ACTIVITY: Every record should be copied exactly, and the images omitted.

Element data from apps and pages:
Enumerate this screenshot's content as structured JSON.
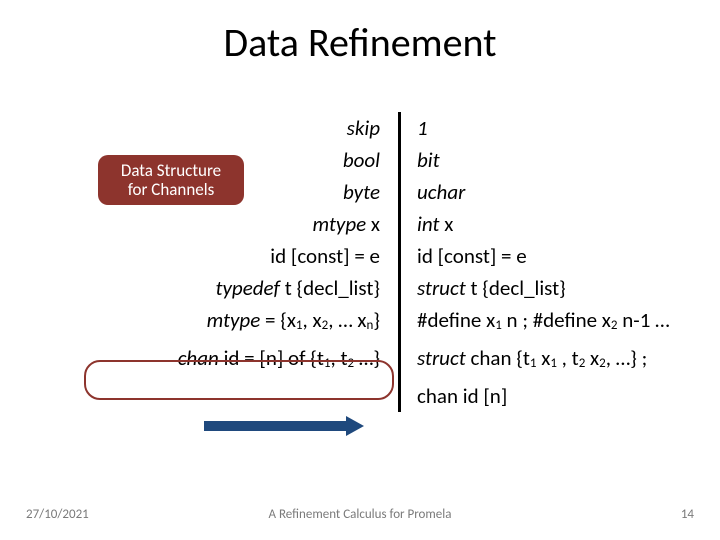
{
  "title": "Data Refinement",
  "badge": {
    "line1": "Data Structure",
    "line2": "for Channels"
  },
  "left": {
    "l1": "skip",
    "l2": "bool",
    "l3": "byte",
    "l4_a": "mtype",
    "l4_b": " x",
    "l5_a": "id [const] = e",
    "l6_a": "typedef",
    "l6_b": " t {decl_list}",
    "l7_a": "mtype",
    "l7_b": " = {x",
    "l7_c": ", x",
    "l7_d": ", … x",
    "l7_e": "}",
    "l8_a": "chan",
    "l8_b": " id = [n] of {t",
    "l8_c": ", t",
    "l8_d": " …}"
  },
  "right": {
    "r1": "1",
    "r2": "bit",
    "r3": "uchar",
    "r4_a": "int",
    "r4_b": " x",
    "r5": "id [const] = e",
    "r6_a": "struct",
    "r6_b": " t {decl_list}",
    "r7_a": "#define x",
    "r7_b": " n ; #define x",
    "r7_c": " n-1 …",
    "r8_a": "struct",
    "r8_b": " chan {t",
    "r8_c": " x",
    "r8_d": " , t",
    "r8_e": " x",
    "r8_f": ", …} ;",
    "r9": "chan id [n]"
  },
  "footer": {
    "date": "27/10/2021",
    "title": "A Refinement Calculus for Promela",
    "page": "14"
  },
  "sub": {
    "s1": "1",
    "s2": "2",
    "sn": "n"
  }
}
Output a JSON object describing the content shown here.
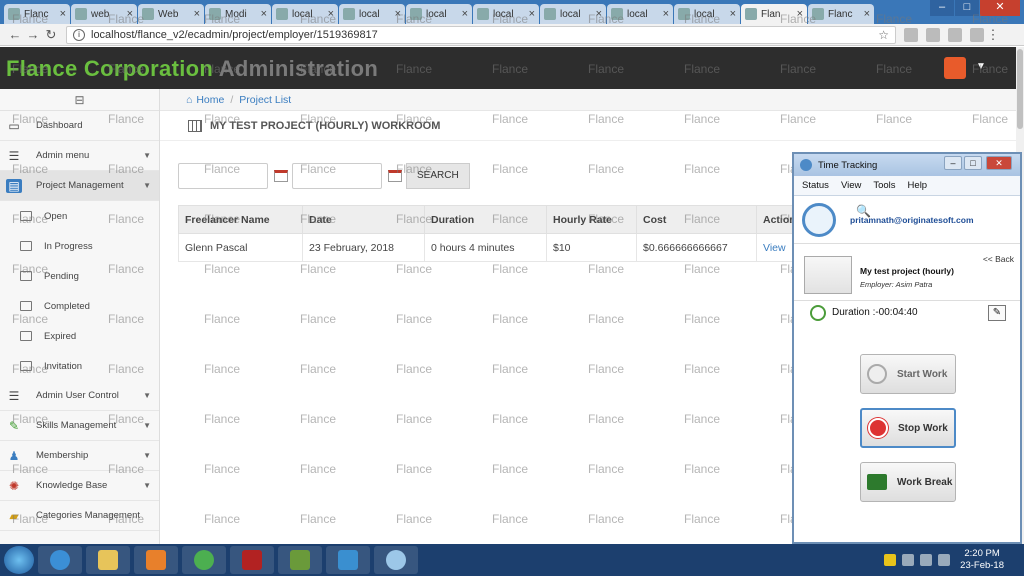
{
  "browser": {
    "tabs": [
      {
        "title": "Flanc"
      },
      {
        "title": "web"
      },
      {
        "title": "Web"
      },
      {
        "title": "Modi"
      },
      {
        "title": "local"
      },
      {
        "title": "local"
      },
      {
        "title": "local"
      },
      {
        "title": "local"
      },
      {
        "title": "local"
      },
      {
        "title": "local"
      },
      {
        "title": "local"
      },
      {
        "title": "Flan"
      },
      {
        "title": "Flanc"
      }
    ],
    "url": "localhost/flance_v2/ecadmin/project/employer/1519369817"
  },
  "header": {
    "brand_main": "Flance Corporation",
    "brand_sub": "Administration"
  },
  "sidebar": {
    "items": [
      {
        "label": "Dashboard"
      },
      {
        "label": "Admin menu"
      },
      {
        "label": "Project Management"
      },
      {
        "label": "Admin User Control"
      },
      {
        "label": "Skills Management"
      },
      {
        "label": "Membership"
      },
      {
        "label": "Knowledge Base"
      },
      {
        "label": "Categories Management"
      }
    ],
    "subitems": [
      {
        "label": "Open"
      },
      {
        "label": "In Progress"
      },
      {
        "label": "Pending"
      },
      {
        "label": "Completed"
      },
      {
        "label": "Expired"
      },
      {
        "label": "Invitation"
      }
    ]
  },
  "main": {
    "breadcrumb": {
      "home": "Home",
      "current": "Project List"
    },
    "page_title": "MY TEST PROJECT (HOURLY) WORKROOM",
    "search_label": "SEARCH",
    "table": {
      "headers": [
        "Freelancer Name",
        "Date",
        "Duration",
        "Hourly Rate",
        "Cost",
        "Action"
      ],
      "rows": [
        [
          "Glenn Pascal",
          "23 February, 2018",
          "0 hours 4 minutes",
          "$10",
          "$0.666666666667",
          "View"
        ]
      ]
    }
  },
  "watermark": "Flance",
  "time_tracking": {
    "title": "Time Tracking",
    "menu": [
      "Status",
      "View",
      "Tools",
      "Help"
    ],
    "email": "pritamnath@originatesoft.com",
    "back": "<< Back",
    "project": "My test project (hourly)",
    "employer": "Employer: Asim Patra",
    "duration": "Duration :-00:04:40",
    "start": "Start Work",
    "stop": "Stop Work",
    "break": "Work Break"
  },
  "taskbar": {
    "time": "2:20 PM",
    "date": "23-Feb-18"
  },
  "colors": {
    "brand_green": "#6abf3f",
    "header_bg": "#2d2d2d",
    "link_blue": "#3a7dc0",
    "taskbar": "#1c3f6e"
  }
}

ANSWER SECTION:
Enumerate this screenshot's content as structured JSON.
{
  "title": "Data Refinement",
  "badge": {
    "line1": "Data Structure",
    "line2": "for Channels"
  },
  "left": {
    "l1": "skip",
    "l2": "bool",
    "l3": "byte",
    "l4_a": "mtype",
    "l4_b": " x",
    "l5_a": "id [const] = e",
    "l6_a": "typedef",
    "l6_b": " t {decl_list}",
    "l7_a": "mtype",
    "l7_b": " = {x",
    "l7_c": ", x",
    "l7_d": ", … x",
    "l7_e": "}",
    "l8_a": "chan",
    "l8_b": " id = [n] of {t",
    "l8_c": ", t",
    "l8_d": " …}"
  },
  "right": {
    "r1": "1",
    "r2": "bit",
    "r3": "uchar",
    "r4_a": "int",
    "r4_b": " x",
    "r5": "id [const] = e",
    "r6_a": "struct",
    "r6_b": " t {decl_list}",
    "r7_a": "#define x",
    "r7_b": " n ; #define x",
    "r7_c": " n-1 …",
    "r8_a": "struct",
    "r8_b": " chan {t",
    "r8_c": " x",
    "r8_d": " , t",
    "r8_e": " x",
    "r8_f": ", …} ;",
    "r9": "chan id [n]"
  },
  "footer": {
    "date": "27/10/2021",
    "title": "A Refinement Calculus for Promela",
    "page": "14"
  },
  "sub": {
    "s1": "1",
    "s2": "2",
    "sn": "n"
  }
}
Output a JSON object describing the content shown here.
{
  "browser": {
    "tabs": [
      {
        "title": "Flanc"
      },
      {
        "title": "web"
      },
      {
        "title": "Web"
      },
      {
        "title": "Modi"
      },
      {
        "title": "local"
      },
      {
        "title": "local"
      },
      {
        "title": "local"
      },
      {
        "title": "local"
      },
      {
        "title": "local"
      },
      {
        "title": "local"
      },
      {
        "title": "local"
      },
      {
        "title": "Flan"
      },
      {
        "title": "Flanc"
      }
    ],
    "url": "localhost/flance_v2/ecadmin/project/employer/1519369817"
  },
  "header": {
    "brand_main": "Flance Corporation",
    "brand_sub": "Administration"
  },
  "sidebar": {
    "items": [
      {
        "label": "Dashboard"
      },
      {
        "label": "Admin menu"
      },
      {
        "label": "Project Management"
      },
      {
        "label": "Admin User Control"
      },
      {
        "label": "Skills Management"
      },
      {
        "label": "Membership"
      },
      {
        "label": "Knowledge Base"
      },
      {
        "label": "Categories Management"
      }
    ],
    "subitems": [
      {
        "label": "Open"
      },
      {
        "label": "In Progress"
      },
      {
        "label": "Pending"
      },
      {
        "label": "Completed"
      },
      {
        "label": "Expired"
      },
      {
        "label": "Invitation"
      }
    ]
  },
  "main": {
    "breadcrumb": {
      "home": "Home",
      "current": "Project List"
    },
    "page_title": "MY TEST PROJECT (HOURLY) WORKROOM",
    "search_label": "SEARCH",
    "table": {
      "headers": [
        "Freelancer Name",
        "Date",
        "Duration",
        "Hourly Rate",
        "Cost",
        "Action"
      ],
      "rows": [
        [
          "Glenn Pascal",
          "23 February, 2018",
          "0 hours 4 minutes",
          "$10",
          "$0.666666666667",
          "View"
        ]
      ]
    }
  },
  "watermark": "Flance",
  "time_tracking": {
    "title": "Time Tracking",
    "menu": [
      "Status",
      "View",
      "Tools",
      "Help"
    ],
    "email": "pritamnath@originatesoft.com",
    "back": "<< Back",
    "project": "My test project (hourly)",
    "employer": "Employer: Asim Patra",
    "duration": "Duration :-00:04:40",
    "start": "Start Work",
    "stop": "Stop Work",
    "break": "Work Break"
  },
  "taskbar": {
    "time": "2:20 PM",
    "date": "23-Feb-18"
  },
  "colors": {
    "brand_green": "#6abf3f",
    "header_bg": "#2d2d2d",
    "link_blue": "#3a7dc0",
    "taskbar": "#1c3f6e"
  }
}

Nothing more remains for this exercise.